Greek Prime Minister Samaras and parliamentarians applaud after a vote for the 2013 budget at the parliament in Athens
Greece may need an additional €32bn to plug the financial gap left by a two-year extension to the bailout terms agreed with its international lenders.
Reports from Bloomberg news, citing an advanced copy of the Troika report, suggest the extra time will require at least €15bn between now and 2014 and a further €17bn by 2016 if the adjustment schedule is lengthened by two years. If the schedule remains the same, Greece would need to find a further €20.7bn in savings, according to Germany's Die Welt, through even deeper austerity measures in an economy that's entering its 6 consecutive year of recession.

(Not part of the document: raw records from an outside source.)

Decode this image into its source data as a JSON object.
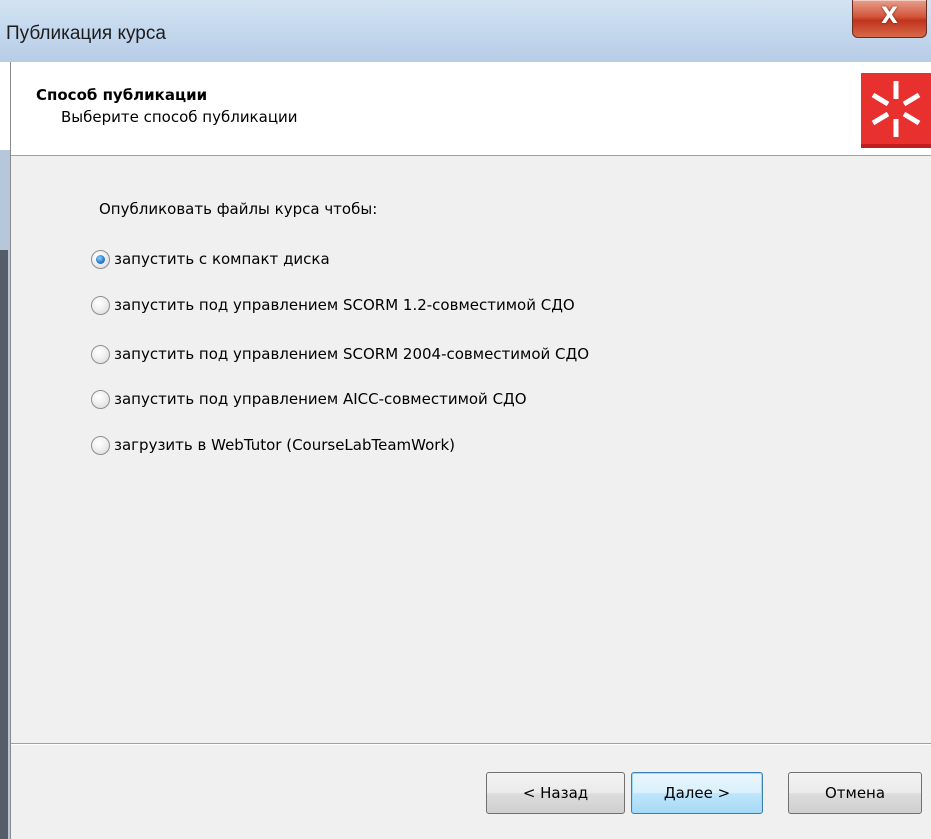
{
  "window": {
    "title": "Публикация курса",
    "close_label": "X"
  },
  "header": {
    "title": "Способ публикации",
    "subtitle": "Выберите способ публикации",
    "logo_icon": "courselab-asterisk-icon",
    "logo_color": "#e8312f"
  },
  "content": {
    "prompt": "Опубликовать файлы курса чтобы:",
    "options": [
      {
        "label": "запустить с компакт диска",
        "checked": true
      },
      {
        "label": "запустить под управлением SCORM 1.2-совместимой СДО",
        "checked": false
      },
      {
        "label": "запустить под управлением SCORM 2004-совместимой СДО",
        "checked": false
      },
      {
        "label": "запустить под управлением AICC-совместимой СДО",
        "checked": false
      },
      {
        "label": "загрузить в WebTutor (CourseLabTeamWork)",
        "checked": false
      }
    ]
  },
  "buttons": {
    "back": "< Назад",
    "next": "Далее >",
    "cancel": "Отмена"
  }
}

The Troika report - a name given to Greece's three main international lenders - will form the basis of discussion for Eurozone finance ministers meeting Monday evening in Brussels even though they are not expected to approve any further funding or establish any solutions for Greece despite the weekend's budget vote.
"I am impressed by Greece's recent performance," Eurogroup Chairman Jean Claude Juncker told reporters. "Greece is on track to meet its commitments step-by-step. There won't be any definitive decisions today, but I think there general feeling is that we would like the next disbursement done in the most efficient way possible."
Greece's lawmakers passed a controversial budget over the weekend that included more than €13bn in new spending cuts, tax increases and labour market reforms in an effort to appease the so-called Troika of the European Union, the International Monetary Fund and the European Central Bank and gain release of around €31.5 in funding from its previous bailout.
The reports suggest Greece has also arranged with the Troika to extend by two years its targets for debt and deficit reduction and to allow it more time to implement both the nine-month bailout and the austerity measures agreed by a narrow parliamentary majority last week.
Giving Greece an extra two years - and ostensibly funding the €17bn - could allow it to deliver a balanced primary budget (one that excludes debt payments) by 2013 and a primary surplus of 4.5 percent of GDP by 2016, a full two years more than agreed under terms of the "Second Fiscal Adjustment Programme" (FAP) agreed in March.
No new cash may be needed to plug the gap, however, if a combination of faster privatisations, lower interest rates on existing loans and a possible buyback of some of Greece's €120bn in debt can be agreed.
Several hurdles for the extension, the new funding and the release of its €31.5bn FAP tranche remain, however, not least of which is a parliamentary approve from German lawmakers. Dow Jones reported today that a vote could come to the Bundestag as early as next week but that would be too late for Greece to repay a €5bn treasury bill that comes due Friday. Reuters quoted a senior official in Greece's debt management agency earlier today saying his office would issue one and three months bills to cover the redemption and that there is "no problem" with that from the ECB's perspective.
The issue of Greece's short-term funding has been clouded by concerns that he nation won't meet debt sustainability targets agreed under the terms of its current bailout.
The European Commission's projections for Greece's debt, released earlier this week, suggest it will rise to around 190 percent of its GDP by 2014, making the long-term goal of reducing that figure to below 120 percent by 2020 nearly impossible to reach.
The EC expects Greece's economy to continue to contract in 2013, by as much as 4.2 percent, before advancing modestly in 2014.
The IMF can't, under its established rules, release its €1.6bn portion of the tranche unless there's a deal in place that would significantly improve these figures.
The Fund would like some form of "haircut", or partial debt forgiveness, from the so-called official sector (the ECB, various governments, etc.) but EU Economic and Monetary Affairs Commissioner Olli Rehn, and virtually every other senior politician or policy maker in Europe, has rejected that suggestion outright.
To contact the editor, e-mail: